this was so stupid!!!! I hated this movie! The ending was bad mom was going to go see it,but she decided to wait for it to come TV.we saw it the other n... Continue reading

What's the story?

Kelly Canter (Gwyneth Paltrow) is a six-time-Grammy-winning country music sensation -- but she's also an ugly drunk who was so intoxicated at a fateful Dallas concert that she ended up causing her own miscarriage. The movie's story begins almost a year later, as Kelly is prematurely withdrawn from rehab by her slick husband/manager, James (Tim McGraw), who's planned a multi-city tour culminating in a comeback Dallas appearance. James has lined up a young former beauty queen, Chiles Stanton (Leighton Meester), to open for Kelly, but Kelly insists that Beau Hutton (Garrett Hedlund), her "sponsor" from rehab who's also a singer-songwriter, come along as well. The four of them set off on the ill-timed tour, only to discover that Kelly isn't better at all and Chiles is more than she seems. Ultimately, if she can't overcome her demons, Kelly could lose not only her fans' loyalty but also her viability as a country superstar.

Is it any good?

Paltrow is believable as a superstar country singer who acts tough but is quite fragile. Her portrayal isn't a revelation like Sissy Spacek's unforgettable turn as Loretta Lynn in Coal Miner's Daughter, but between Paltrow's fantastic guest spot on Glee and this leading role, the Academy Award winner has been doing a great job of reminding audiences she can act and sing. A couple of scenes with McGraw feel more forced than intimate, and there are more than a few predictably maudlin monologues and conversations, but there's no denying that Paltrow is a powerful presence on-screen.

All of that said, the emotional core of COUNTRY STRONG is definitely Hedlund, who plays a young singer unwilling to sell out with an intensity and vulnerability that was lacking in his performance in TRON: Legacy. His is the movie's only truly redeeming character -- a man who sees Kelly for who she is and is actually worried about her in a way that her own husband can't muster. Even more surprising is that Hedlund sang his own songs, just like Paltrow. Meester, meanwhile, nails the sugary-sweet public persona that hides the desperate ambition of a young woman who wants a big career. Still, despite the impressive singing and strong performances, some of the dialogue and plot turns are too hammy to make this a four- or five-star film.

Talk to your kids about ...

  • Families can talk about the movie's central message about love versus fame. Which wins out in the end? Do you think that they can't co-exist?

  • How does the movie portray the consequences of drinking? Do you think it's a realistic depiction? What did Kelly's alcoholism cost her personally and professionally?

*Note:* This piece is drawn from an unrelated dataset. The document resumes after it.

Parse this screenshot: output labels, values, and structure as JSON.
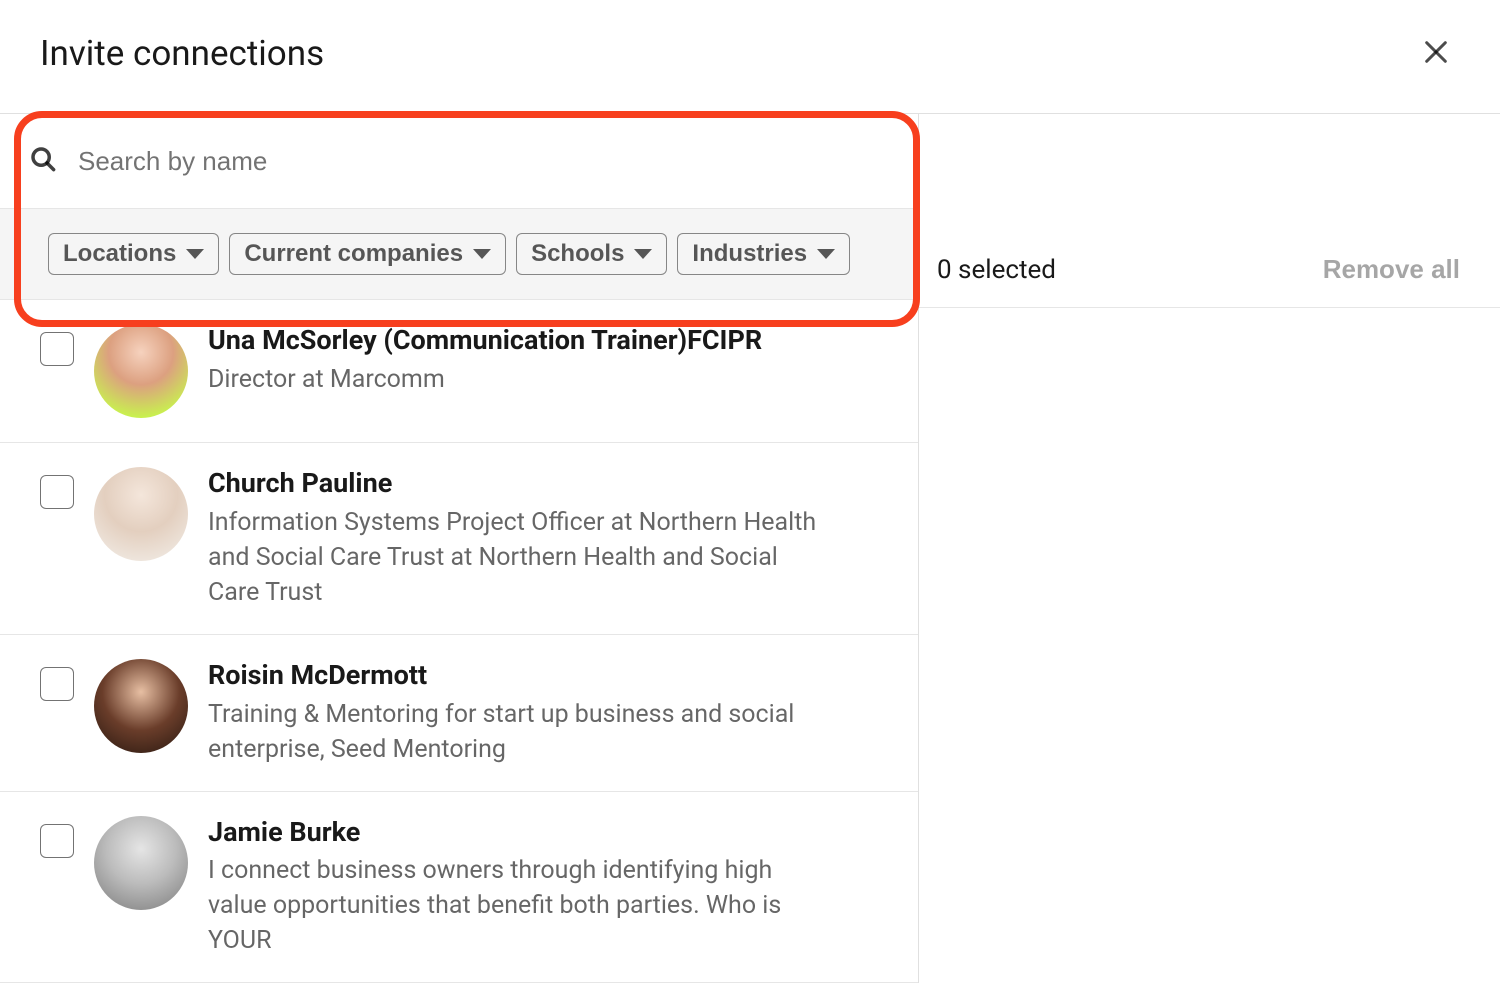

  • How does this movie -- which is about a fictional singer -- compare to dramas you've seen about real-life stars? Are there any musicians that Kelly, Beau, or Chiles remind you of?

Movie details

Our editors recommend

Common Sense Media's unbiased ratings are created by expert reviewers and aren't influenced by the product's creators or by any of our funders, affiliates, or partners.

See how we rate

Streaming options powered by JustWatch

About these links

Common Sense Media, a nonprofit organization, earns a small affiliate fee from Amazon or iTunes when you use our links to make a purchase. Thank you for your support.

Read more

Our ratings are based on child development best practices. We display the minimum age for which content is developmentally appropriate. The star rating reflects overall quality.

Learn how we rate